We harvested red grapes on Saturday 27th October, fairly late as Garnacha takes a long time to achieve phenolic ripeness. Late harvesting creates a problem: everyone else has picked up theirs, grapes left hanging are the only food available to birds… This time of year scarecrows and propane cannons are a must.
We collected ~400kgs of red grapes in the morning and processed them in the afternoon. The weather was on our side: dry at around 16C. Red wine fermentation is generally carried out somewhere between 20C and 30C. Managing temperature is a key factor on wine making. Lower temperatures help retain aromatic compounds (floral aromas and fruit flavours) on the must. Higher temperatures will achieve higher extraction of tannins, phenolics and colour (anthocyanins).
We macerate the must in a stainless steel tank at cellar temperature at around 17C. Fermentation at such cold temperature is slow and it takes the must 2 to 3 days to start in earnest. Sugar levels at 27Brix, 3.8 PH and 18C temperature. After the first 2-3 days, fermentation starts and both sugar levels and PH decrease slightly, temperature raises to 20C.

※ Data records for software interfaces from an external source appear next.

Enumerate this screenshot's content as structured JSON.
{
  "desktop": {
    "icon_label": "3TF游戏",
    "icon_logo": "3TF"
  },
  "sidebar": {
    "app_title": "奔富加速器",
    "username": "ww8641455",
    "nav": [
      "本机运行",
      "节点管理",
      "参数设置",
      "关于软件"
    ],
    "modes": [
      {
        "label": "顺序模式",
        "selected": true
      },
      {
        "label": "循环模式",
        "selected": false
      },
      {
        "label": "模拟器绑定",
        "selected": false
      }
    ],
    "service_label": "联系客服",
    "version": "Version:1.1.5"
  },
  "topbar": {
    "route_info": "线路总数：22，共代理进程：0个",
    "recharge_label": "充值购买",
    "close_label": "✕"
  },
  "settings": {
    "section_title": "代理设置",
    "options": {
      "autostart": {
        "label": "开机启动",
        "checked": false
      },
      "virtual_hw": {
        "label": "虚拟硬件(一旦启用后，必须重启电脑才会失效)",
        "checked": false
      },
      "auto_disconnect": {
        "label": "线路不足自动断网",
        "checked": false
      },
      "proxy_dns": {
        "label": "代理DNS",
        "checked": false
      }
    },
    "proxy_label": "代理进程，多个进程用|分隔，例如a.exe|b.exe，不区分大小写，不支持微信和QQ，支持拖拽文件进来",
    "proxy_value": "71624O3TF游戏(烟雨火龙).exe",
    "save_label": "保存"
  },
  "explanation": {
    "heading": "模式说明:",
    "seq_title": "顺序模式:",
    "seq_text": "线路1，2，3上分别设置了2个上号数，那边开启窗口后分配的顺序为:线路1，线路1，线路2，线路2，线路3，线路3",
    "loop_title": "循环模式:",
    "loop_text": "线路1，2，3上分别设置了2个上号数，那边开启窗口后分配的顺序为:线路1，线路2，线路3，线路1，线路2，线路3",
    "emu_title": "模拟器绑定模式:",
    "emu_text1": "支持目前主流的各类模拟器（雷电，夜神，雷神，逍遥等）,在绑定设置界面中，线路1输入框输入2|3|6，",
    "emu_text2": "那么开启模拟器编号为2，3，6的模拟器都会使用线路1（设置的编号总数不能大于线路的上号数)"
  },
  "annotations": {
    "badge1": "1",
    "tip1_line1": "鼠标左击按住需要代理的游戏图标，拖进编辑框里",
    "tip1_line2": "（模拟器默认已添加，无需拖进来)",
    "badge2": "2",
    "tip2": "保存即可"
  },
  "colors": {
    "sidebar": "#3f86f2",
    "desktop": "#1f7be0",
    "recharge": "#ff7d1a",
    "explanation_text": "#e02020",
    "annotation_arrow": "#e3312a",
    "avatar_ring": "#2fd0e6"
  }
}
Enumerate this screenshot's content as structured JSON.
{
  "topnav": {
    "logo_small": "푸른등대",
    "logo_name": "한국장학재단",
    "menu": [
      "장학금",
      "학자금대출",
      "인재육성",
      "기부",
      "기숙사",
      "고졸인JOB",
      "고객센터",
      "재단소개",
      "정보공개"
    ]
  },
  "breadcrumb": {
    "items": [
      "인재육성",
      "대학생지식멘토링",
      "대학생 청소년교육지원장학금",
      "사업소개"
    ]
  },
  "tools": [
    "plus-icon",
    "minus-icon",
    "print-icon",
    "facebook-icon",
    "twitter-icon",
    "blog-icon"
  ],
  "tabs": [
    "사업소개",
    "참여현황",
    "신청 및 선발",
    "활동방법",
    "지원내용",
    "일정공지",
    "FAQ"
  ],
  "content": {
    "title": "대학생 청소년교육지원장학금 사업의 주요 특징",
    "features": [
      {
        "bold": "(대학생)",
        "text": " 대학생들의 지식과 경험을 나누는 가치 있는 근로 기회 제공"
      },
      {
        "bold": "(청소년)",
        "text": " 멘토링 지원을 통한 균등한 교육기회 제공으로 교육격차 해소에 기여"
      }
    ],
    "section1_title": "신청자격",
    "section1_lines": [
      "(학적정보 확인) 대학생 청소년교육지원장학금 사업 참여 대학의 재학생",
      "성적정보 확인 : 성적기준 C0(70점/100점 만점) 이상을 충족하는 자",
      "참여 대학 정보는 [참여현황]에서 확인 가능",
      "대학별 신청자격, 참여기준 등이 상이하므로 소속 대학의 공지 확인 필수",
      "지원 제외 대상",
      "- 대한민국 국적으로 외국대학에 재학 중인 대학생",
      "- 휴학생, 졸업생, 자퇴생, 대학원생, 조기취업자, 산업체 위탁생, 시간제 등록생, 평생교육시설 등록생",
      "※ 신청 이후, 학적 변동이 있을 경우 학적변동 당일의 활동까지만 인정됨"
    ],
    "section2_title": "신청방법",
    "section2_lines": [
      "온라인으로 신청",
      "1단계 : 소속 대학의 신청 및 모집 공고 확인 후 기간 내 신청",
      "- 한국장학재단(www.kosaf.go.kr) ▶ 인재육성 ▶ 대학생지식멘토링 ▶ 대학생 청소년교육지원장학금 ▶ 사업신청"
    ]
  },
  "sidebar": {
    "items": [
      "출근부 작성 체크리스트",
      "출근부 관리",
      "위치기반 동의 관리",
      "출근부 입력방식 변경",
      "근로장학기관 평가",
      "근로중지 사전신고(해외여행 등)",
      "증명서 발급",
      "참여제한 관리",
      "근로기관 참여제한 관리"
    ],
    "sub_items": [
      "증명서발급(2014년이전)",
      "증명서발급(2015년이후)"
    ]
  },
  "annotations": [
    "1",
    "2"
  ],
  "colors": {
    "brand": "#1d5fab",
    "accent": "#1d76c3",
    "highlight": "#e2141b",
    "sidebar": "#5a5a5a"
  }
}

We do not add sulphur dioxide, just “biodynamic plus” grapes/grape must. Colour and tannin extraction seems to be working out well judging by the dark colour of the must. Phenolic ripeness might play a key role in the extraction of colour and tannins at low fermentation temperatures.